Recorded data
------------------------------------

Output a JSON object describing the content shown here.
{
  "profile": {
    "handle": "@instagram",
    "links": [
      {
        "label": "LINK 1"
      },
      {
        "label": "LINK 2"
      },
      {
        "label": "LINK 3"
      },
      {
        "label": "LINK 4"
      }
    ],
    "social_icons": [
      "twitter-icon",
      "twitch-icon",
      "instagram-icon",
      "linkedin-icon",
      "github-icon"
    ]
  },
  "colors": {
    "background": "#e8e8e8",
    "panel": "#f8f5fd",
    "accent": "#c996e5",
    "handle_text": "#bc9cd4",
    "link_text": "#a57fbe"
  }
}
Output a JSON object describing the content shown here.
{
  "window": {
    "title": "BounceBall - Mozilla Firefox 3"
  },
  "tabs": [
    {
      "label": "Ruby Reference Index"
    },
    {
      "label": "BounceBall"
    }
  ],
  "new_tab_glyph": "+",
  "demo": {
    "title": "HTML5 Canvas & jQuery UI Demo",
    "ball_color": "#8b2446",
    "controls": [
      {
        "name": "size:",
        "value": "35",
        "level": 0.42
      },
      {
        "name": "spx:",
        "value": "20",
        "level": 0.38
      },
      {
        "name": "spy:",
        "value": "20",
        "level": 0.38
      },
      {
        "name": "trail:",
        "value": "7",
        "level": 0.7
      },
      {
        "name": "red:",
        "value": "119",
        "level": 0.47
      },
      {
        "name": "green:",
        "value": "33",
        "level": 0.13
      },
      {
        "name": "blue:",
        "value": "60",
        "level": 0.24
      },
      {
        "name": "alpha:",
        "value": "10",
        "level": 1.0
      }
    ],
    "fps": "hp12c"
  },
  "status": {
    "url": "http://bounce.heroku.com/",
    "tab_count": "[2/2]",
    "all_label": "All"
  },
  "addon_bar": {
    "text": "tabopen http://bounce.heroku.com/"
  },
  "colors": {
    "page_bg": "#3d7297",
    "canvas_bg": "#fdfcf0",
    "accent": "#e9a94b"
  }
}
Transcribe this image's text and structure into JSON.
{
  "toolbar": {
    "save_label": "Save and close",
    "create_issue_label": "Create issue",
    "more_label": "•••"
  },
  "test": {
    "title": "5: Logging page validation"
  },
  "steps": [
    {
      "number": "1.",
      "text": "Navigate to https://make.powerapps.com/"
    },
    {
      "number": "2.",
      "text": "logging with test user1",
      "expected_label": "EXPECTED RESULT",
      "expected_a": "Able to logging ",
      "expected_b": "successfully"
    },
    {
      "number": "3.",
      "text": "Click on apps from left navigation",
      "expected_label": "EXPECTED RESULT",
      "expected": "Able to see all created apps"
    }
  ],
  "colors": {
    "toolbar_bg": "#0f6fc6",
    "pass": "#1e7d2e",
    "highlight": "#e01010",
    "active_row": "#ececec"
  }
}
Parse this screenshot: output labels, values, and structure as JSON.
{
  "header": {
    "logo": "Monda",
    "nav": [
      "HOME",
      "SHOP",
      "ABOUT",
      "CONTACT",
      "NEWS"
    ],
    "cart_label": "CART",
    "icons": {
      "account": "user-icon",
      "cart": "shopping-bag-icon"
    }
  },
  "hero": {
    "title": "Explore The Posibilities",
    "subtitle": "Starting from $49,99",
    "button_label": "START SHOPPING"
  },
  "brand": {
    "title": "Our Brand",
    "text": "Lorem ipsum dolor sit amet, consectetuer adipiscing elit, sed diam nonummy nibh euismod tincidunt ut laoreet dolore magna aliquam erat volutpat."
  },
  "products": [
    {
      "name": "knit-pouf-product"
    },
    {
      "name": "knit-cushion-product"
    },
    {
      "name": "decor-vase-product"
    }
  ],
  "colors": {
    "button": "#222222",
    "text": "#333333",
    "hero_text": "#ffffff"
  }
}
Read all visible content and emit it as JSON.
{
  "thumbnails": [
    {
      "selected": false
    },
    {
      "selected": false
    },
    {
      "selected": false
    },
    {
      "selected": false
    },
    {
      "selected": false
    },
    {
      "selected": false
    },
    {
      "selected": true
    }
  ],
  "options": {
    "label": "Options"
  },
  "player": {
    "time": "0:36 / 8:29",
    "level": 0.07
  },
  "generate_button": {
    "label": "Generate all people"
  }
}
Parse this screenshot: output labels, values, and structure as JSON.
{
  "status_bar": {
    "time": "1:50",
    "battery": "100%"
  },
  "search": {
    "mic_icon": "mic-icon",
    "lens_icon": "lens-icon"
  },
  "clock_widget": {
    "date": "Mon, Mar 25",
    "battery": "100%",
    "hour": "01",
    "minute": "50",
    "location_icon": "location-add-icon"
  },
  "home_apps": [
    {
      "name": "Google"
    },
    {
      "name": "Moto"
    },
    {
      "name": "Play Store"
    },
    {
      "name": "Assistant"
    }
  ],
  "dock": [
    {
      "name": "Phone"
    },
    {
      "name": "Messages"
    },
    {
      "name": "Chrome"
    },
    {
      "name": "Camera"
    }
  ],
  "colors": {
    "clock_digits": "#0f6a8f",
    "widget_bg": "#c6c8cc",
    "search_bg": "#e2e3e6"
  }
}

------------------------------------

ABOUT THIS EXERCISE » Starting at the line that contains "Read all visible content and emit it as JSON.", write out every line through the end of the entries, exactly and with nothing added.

ANSWER BELOW »
Read all visible content and emit it as JSON.
{
  "thumbnails": [
    {
      "selected": false
    },
    {
      "selected": false
    },
    {
      "selected": false
    },
    {
      "selected": false
    },
    {
      "selected": false
    },
    {
      "selected": false
    },
    {
      "selected": true
    }
  ],
  "options": {
    "label": "Options"
  },
  "player": {
    "time": "0:36 / 8:29",
    "level": 0.07
  },
  "generate_button": {
    "label": "Generate all people"
  }
}
Parse this screenshot: output labels, values, and structure as JSON.
{
  "status_bar": {
    "time": "1:50",
    "battery": "100%"
  },
  "search": {
    "mic_icon": "mic-icon",
    "lens_icon": "lens-icon"
  },
  "clock_widget": {
    "date": "Mon, Mar 25",
    "battery": "100%",
    "hour": "01",
    "minute": "50",
    "location_icon": "location-add-icon"
  },
  "home_apps": [
    {
      "name": "Google"
    },
    {
      "name": "Moto"
    },
    {
      "name": "Play Store"
    },
    {
      "name": "Assistant"
    }
  ],
  "dock": [
    {
      "name": "Phone"
    },
    {
      "name": "Messages"
    },
    {
      "name": "Chrome"
    },
    {
      "name": "Camera"
    }
  ],
  "colors": {
    "clock_digits": "#0f6a8f",
    "widget_bg": "#c6c8cc",
    "search_bg": "#e2e3e6"
  }
}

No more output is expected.